Also, in a scientific software where having the job done FAST is very important, it may save lots of time (for example, analyzing a blood stream or another chemical reaction) which may be very important for the whole operation.
For users or amateur developers, Gcc may be good enough, but for professional stuff, Proton is unbeatable.
30%? Wow. Hmm, I see your point though. Some times it really is important to get the job done fast. If your developing comercial software $400 really isn’t that much.
$400 is really cheap. That’s quite less than one day worth of work by a software engineer. And it’s not unusual for an engineer to spend a day on a single routine to try to optimize it and not even make it 30% faster.
Check out rule number 9 of http://joel.editthispage.com/stories/storyReader$180“>The . While you’re at it, check all the other rules too…
How much VisualC++ costs? I mean, the compiler-only, not the whole Visual Studio interface/package. Does Microsoft sells their compiler individually?
Actually, VC++ is usually based on a the Intel compiler available at the time of its release. The reason Intel released their compiler on its own is because MS hasn’t released a new VC++ version in over a year, since they’re too busy working on Visual C++.NET . That will probably include the new compiler.
Compaq C and C++ can provide significant performance improvements in applications previously built for Linux Alpha. In some floating-point intensive applications, for example, improvements of a factor of two or more have been seen, while more modest improvements on the order of 15% to 30% are more often seen for integer codes.
Since march 2000 and free (but) only for Alpha
Maybe a little off-topic, but is there any realistic hope that gcc will catch up evenutally? Is gcc 3.0 significantly better optimized than previous versions? I had heard a year or so ago that Intel was providing some engineering help to the gcc/egcs project, and it would be great if someday we had a free compiler with real state-of-the-art performance.
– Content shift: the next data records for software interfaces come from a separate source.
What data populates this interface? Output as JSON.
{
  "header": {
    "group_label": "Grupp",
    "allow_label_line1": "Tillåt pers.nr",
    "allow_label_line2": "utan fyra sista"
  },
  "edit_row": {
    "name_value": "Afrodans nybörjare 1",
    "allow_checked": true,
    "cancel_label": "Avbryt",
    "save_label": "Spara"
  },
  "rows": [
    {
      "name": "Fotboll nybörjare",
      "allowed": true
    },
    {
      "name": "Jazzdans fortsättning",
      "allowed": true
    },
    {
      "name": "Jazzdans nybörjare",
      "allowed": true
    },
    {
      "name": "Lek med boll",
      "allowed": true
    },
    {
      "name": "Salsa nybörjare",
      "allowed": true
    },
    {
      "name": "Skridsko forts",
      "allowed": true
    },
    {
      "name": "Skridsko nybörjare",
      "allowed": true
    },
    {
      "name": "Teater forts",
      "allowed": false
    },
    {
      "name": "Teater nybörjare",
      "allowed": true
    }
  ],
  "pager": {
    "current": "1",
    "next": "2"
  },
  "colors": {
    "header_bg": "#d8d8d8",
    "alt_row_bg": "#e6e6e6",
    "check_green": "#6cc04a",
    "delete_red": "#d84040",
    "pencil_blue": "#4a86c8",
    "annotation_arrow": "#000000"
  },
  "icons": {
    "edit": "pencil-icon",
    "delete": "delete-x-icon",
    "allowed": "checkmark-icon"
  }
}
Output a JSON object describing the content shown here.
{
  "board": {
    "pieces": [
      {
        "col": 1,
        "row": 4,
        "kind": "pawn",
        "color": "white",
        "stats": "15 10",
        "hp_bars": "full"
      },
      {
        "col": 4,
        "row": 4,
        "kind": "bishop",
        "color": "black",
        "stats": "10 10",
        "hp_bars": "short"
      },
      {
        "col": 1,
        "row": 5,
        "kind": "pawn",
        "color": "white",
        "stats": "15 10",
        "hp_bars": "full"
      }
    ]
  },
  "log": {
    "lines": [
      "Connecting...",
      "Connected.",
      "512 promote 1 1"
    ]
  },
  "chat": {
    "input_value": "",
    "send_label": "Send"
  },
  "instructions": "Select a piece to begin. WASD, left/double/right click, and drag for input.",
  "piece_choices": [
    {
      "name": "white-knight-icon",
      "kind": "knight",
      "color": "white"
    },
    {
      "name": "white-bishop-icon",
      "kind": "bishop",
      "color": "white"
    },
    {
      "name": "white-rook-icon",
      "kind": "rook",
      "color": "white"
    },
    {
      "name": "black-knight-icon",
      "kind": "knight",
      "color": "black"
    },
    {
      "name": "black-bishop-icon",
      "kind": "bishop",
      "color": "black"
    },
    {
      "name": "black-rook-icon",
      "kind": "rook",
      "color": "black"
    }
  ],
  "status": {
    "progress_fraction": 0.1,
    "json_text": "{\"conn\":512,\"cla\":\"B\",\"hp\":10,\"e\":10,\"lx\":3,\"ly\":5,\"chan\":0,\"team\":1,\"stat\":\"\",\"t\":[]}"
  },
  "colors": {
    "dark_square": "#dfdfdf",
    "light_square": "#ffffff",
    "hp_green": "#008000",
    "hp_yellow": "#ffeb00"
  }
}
gcc 3.0 is a big improvement over previous CPUs. I have had opportunitites to disassemble snippets of code generated by different variants of gcc 2.9x and by a version of gcc 3.0, and the code itself looked much better. I’ve never run any benchmark. For a really good comparison, I’d like to see it use to compile a specint2000/specfp2000 suite for pentium3 and pentium4.
A few years ago, I had had the opportunity to see a detailed study of the code quality and speed of Be’s gcc (as used in R4) versus the versions of MSVC and proton that were available at the time. Proton won on almost every test (MSVC was able to be slightly better in a few occastions), not really by pulling any magic trick, but by almost never violating any optimization rule.